### Requirement
Your output should be every line below, copied exactly.

= Beginning of Section =

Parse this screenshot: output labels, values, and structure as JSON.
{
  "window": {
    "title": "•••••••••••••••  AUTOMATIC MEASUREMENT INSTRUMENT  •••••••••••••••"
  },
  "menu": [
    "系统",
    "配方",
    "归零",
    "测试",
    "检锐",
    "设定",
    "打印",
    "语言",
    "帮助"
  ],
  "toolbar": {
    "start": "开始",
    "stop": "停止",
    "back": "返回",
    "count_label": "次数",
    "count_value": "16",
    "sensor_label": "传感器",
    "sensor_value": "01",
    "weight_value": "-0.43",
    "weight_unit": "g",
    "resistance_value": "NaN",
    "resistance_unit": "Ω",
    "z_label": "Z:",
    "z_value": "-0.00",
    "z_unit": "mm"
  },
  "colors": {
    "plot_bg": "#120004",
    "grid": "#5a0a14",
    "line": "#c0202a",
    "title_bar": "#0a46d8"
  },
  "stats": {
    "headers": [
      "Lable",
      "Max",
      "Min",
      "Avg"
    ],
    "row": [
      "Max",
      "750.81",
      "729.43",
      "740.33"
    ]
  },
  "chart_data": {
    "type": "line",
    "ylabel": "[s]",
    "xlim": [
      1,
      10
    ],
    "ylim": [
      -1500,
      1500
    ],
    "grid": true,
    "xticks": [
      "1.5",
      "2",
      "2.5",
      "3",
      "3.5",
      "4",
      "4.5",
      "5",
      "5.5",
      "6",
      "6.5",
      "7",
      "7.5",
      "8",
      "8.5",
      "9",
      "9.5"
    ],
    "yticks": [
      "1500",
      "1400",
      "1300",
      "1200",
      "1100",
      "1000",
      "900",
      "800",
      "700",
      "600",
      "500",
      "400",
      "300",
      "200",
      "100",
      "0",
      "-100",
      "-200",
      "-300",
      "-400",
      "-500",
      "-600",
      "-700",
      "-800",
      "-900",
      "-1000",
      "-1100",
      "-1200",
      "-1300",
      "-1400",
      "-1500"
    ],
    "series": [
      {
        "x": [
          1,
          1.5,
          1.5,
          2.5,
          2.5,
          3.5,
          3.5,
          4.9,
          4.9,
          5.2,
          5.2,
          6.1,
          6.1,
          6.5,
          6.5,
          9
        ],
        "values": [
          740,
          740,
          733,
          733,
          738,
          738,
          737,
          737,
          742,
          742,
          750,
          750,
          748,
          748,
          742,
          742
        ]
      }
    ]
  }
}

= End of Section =

### Result
Parse this screenshot: output labels, values, and structure as JSON.
{
  "window": {
    "title": "•••••••••••••••  AUTOMATIC MEASUREMENT INSTRUMENT  •••••••••••••••"
  },
  "menu": [
    "系统",
    "配方",
    "归零",
    "测试",
    "检锐",
    "设定",
    "打印",
    "语言",
    "帮助"
  ],
  "toolbar": {
    "start": "开始",
    "stop": "停止",
    "back": "返回",
    "count_label": "次数",
    "count_value": "16",
    "sensor_label": "传感器",
    "sensor_value": "01",
    "weight_value": "-0.43",
    "weight_unit": "g",
    "resistance_value": "NaN",
    "resistance_unit": "Ω",
    "z_label": "Z:",
    "z_value": "-0.00",
    "z_unit": "mm"
  },
  "colors": {
    "plot_bg": "#120004",
    "grid": "#5a0a14",
    "line": "#c0202a",
    "title_bar": "#0a46d8"
  },
  "stats": {
    "headers": [
      "Lable",
      "Max",
      "Min",
      "Avg"
    ],
    "row": [
      "Max",
      "750.81",
      "729.43",
      "740.33"
    ]
  },
  "chart_data": {
    "type": "line",
    "ylabel": "[s]",
    "xlim": [
      1,
      10
    ],
    "ylim": [
      -1500,
      1500
    ],
    "grid": true,
    "xticks": [
      "1.5",
      "2",
      "2.5",
      "3",
      "3.5",
      "4",
      "4.5",
      "5",
      "5.5",
      "6",
      "6.5",
      "7",
      "7.5",
      "8",
      "8.5",
      "9",
      "9.5"
    ],
    "yticks": [
      "1500",
      "1400",
      "1300",
      "1200",
      "1100",
      "1000",
      "900",
      "800",
      "700",
      "600",
      "500",
      "400",
      "300",
      "200",
      "100",
      "0",
      "-100",
      "-200",
      "-300",
      "-400",
      "-500",
      "-600",
      "-700",
      "-800",
      "-900",
      "-1000",
      "-1100",
      "-1200",
      "-1300",
      "-1400",
      "-1500"
    ],
    "series": [
      {
        "x": [
          1,
          1.5,
          1.5,
          2.5,
          2.5,
          3.5,
          3.5,
          4.9,
          4.9,
          5.2,
          5.2,
          6.1,
          6.1,
          6.5,
          6.5,
          9
        ],
        "values": [
          740,
          740,
          733,
          733,
          738,
          738,
          737,
          737,
          742,
          742,
          750,
          750,
          748,
          748,
          742,
          742
        ]
      }
    ]
  }
}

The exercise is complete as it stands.